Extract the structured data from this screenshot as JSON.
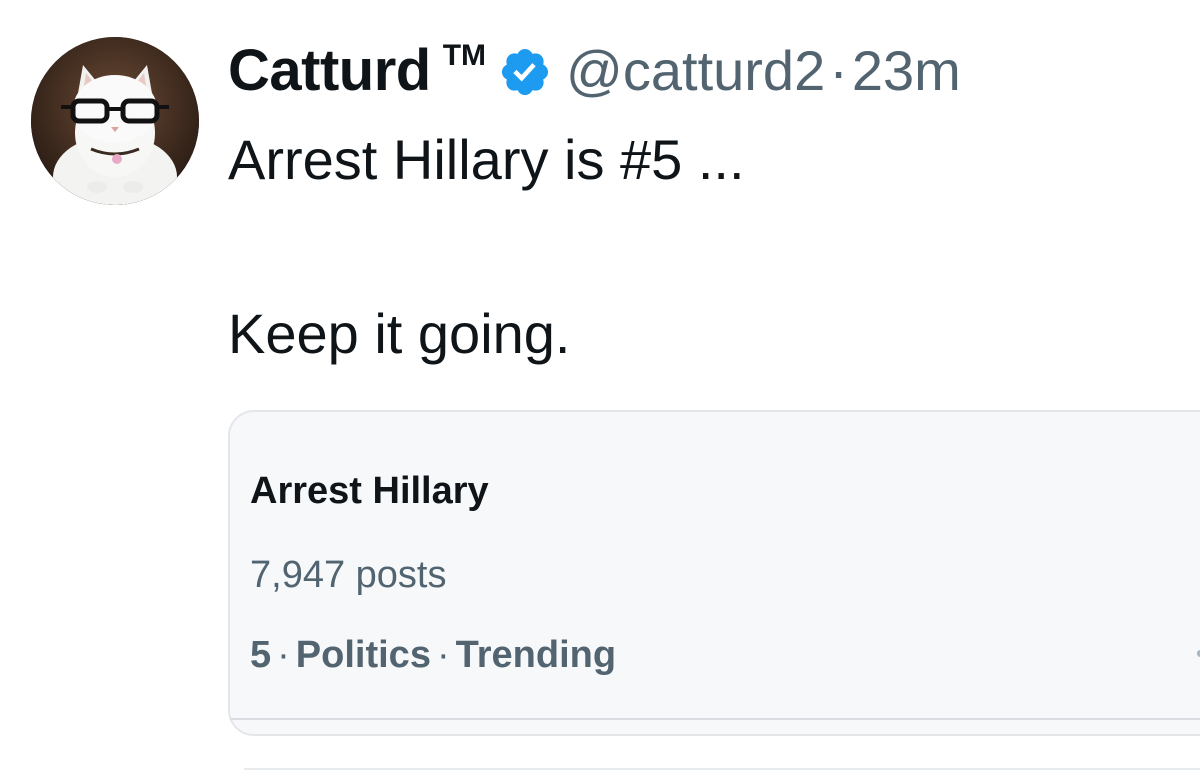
{
  "tweet": {
    "author": {
      "display_name": "Catturd",
      "badge_text": "TM",
      "verified_icon": "verified-badge-icon",
      "handle": "@catturd2",
      "separator": "·",
      "time": "23m"
    },
    "text_lines": [
      "Arrest Hillary is #5 ...",
      "Keep it going."
    ]
  },
  "trend_card": {
    "name": "Arrest Hillary",
    "posts": "7,947 posts",
    "rank": "5",
    "category": "Politics",
    "status": "Trending",
    "separator": "·",
    "more_icon": "more-dots-icon"
  },
  "colors": {
    "text_primary": "#0f1419",
    "text_secondary": "#536471",
    "verified_blue": "#1d9bf0",
    "card_bg": "#f7f8fa",
    "card_border": "#e4e6ea"
  }
}
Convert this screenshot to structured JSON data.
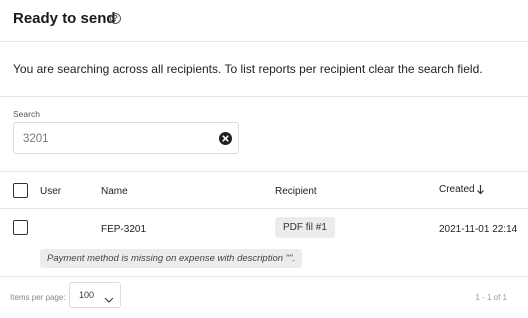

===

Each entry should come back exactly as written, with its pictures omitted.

Extract the structured data from this screenshot as JSON.
{
  "tweet": {
    "author": {
      "display_name": "Catturd",
      "badge_text": "TM",
      "verified_icon": "verified-badge-icon",
      "handle": "@catturd2",
      "separator": "·",
      "time": "23m"
    },
    "text_lines": [
      "Arrest Hillary is #5 ...",
      "Keep it going."
    ]
  },
  "trend_card": {
    "name": "Arrest Hillary",
    "posts": "7,947 posts",
    "rank": "5",
    "category": "Politics",
    "status": "Trending",
    "separator": "·",
    "more_icon": "more-dots-icon"
  },
  "colors": {
    "text_primary": "#0f1419",
    "text_secondary": "#536471",
    "verified_blue": "#1d9bf0",
    "card_bg": "#f7f8fa",
    "card_border": "#e4e6ea"
  }
}
Convert this screenshot to structured JSON data.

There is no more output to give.